The answer must be every line below that contains the string "this".

(Beginning of SOURCE DATA)

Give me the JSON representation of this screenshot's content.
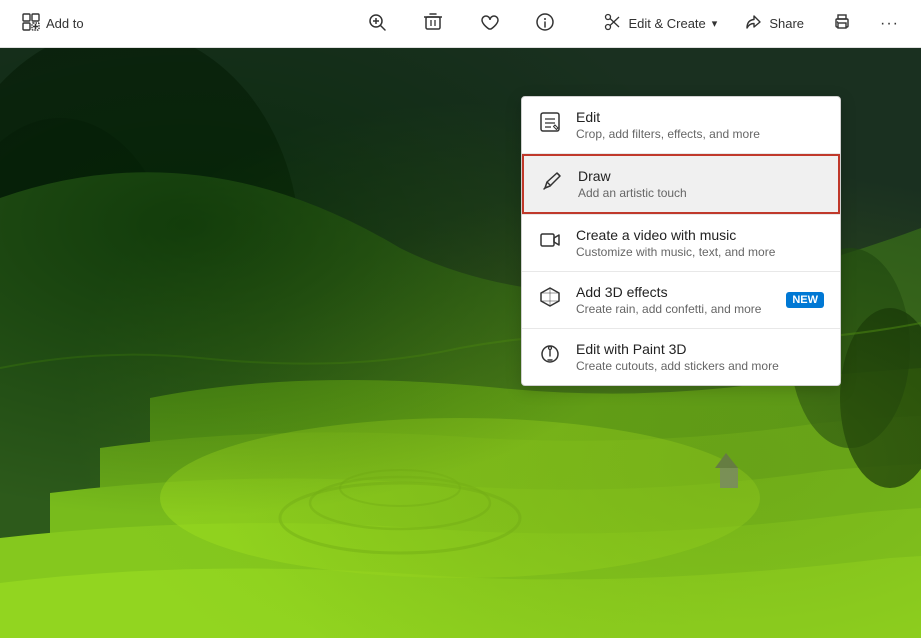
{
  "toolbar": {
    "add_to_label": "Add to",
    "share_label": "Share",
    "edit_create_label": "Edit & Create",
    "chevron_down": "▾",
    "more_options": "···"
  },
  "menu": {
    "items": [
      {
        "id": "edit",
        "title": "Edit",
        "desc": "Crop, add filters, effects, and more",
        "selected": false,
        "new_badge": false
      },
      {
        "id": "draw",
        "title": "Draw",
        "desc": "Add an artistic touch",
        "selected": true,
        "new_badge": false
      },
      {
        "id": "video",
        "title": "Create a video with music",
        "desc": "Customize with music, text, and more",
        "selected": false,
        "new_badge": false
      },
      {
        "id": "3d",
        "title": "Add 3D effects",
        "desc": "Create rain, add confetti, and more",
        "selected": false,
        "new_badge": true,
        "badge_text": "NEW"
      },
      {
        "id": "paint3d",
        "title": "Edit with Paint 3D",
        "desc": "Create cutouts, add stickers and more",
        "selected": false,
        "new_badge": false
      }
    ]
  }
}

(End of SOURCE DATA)
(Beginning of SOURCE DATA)

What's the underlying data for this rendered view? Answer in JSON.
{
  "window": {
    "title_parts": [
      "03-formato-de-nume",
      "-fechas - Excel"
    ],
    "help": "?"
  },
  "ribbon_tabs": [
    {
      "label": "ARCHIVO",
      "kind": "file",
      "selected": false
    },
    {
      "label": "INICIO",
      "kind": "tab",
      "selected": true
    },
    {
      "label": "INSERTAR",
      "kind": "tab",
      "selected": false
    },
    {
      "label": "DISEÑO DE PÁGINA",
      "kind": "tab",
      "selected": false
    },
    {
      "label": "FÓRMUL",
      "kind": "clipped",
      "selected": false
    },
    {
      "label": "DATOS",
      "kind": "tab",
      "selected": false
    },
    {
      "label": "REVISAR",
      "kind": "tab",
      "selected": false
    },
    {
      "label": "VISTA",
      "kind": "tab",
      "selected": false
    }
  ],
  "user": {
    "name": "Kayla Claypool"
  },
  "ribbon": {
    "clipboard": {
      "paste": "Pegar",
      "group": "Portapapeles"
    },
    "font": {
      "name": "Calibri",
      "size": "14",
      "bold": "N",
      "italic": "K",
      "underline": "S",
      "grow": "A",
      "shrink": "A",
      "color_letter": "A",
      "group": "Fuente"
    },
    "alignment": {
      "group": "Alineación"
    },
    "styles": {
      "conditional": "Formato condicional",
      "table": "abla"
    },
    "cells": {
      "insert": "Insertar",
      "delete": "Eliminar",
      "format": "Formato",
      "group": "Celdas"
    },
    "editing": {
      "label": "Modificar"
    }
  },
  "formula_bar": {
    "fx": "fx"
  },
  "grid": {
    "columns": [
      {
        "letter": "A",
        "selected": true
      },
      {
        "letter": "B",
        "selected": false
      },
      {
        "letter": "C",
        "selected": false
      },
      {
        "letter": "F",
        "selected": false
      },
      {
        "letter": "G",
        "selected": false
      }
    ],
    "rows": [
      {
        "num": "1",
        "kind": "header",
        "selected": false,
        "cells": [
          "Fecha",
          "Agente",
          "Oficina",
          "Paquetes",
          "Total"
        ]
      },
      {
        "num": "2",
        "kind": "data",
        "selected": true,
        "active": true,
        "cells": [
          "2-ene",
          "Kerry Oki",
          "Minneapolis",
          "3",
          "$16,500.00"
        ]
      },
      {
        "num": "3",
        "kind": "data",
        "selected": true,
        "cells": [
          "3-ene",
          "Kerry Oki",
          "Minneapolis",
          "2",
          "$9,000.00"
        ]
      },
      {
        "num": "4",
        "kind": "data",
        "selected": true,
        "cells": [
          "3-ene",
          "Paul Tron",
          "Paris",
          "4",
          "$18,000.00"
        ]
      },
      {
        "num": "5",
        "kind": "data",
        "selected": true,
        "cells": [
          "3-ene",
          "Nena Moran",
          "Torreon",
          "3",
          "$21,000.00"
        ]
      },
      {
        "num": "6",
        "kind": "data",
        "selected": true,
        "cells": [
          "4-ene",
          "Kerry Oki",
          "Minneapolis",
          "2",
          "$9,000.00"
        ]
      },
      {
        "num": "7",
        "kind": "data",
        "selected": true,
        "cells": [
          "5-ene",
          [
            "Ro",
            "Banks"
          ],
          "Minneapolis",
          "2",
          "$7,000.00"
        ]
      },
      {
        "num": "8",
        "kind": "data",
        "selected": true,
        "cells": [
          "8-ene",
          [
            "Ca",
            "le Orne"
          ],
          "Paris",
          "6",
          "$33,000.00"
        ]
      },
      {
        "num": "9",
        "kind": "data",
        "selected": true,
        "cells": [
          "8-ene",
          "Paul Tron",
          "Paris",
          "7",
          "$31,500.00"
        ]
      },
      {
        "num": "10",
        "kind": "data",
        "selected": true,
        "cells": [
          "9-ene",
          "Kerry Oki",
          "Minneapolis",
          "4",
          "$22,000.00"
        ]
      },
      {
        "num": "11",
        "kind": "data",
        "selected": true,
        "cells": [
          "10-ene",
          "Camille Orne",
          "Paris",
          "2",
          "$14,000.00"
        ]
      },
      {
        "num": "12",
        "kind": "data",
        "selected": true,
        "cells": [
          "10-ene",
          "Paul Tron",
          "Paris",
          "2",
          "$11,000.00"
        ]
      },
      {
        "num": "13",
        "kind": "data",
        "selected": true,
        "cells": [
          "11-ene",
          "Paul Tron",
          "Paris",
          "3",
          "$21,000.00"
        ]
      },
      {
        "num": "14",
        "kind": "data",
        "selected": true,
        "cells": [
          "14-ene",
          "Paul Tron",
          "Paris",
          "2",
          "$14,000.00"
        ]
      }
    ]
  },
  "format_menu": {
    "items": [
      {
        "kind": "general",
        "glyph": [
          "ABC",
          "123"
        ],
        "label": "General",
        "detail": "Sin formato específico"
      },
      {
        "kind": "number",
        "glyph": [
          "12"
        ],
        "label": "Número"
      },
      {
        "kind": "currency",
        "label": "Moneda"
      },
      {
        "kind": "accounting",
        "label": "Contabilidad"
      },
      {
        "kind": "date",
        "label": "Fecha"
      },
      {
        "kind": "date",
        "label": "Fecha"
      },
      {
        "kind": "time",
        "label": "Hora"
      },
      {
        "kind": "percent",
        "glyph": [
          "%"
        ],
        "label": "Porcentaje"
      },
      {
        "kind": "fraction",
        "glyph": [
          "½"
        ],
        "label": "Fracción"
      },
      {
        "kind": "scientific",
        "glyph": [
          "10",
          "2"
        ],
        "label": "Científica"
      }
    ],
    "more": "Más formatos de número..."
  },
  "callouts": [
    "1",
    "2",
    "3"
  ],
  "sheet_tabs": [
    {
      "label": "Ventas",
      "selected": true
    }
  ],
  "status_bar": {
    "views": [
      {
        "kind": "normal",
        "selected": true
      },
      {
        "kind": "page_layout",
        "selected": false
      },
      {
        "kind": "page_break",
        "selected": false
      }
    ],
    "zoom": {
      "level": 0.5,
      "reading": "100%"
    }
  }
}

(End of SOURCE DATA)

## YOUR SOLUTION
Give me the JSON representation of this screenshot's content.
What's the underlying data for this rendered view? Answer in JSON.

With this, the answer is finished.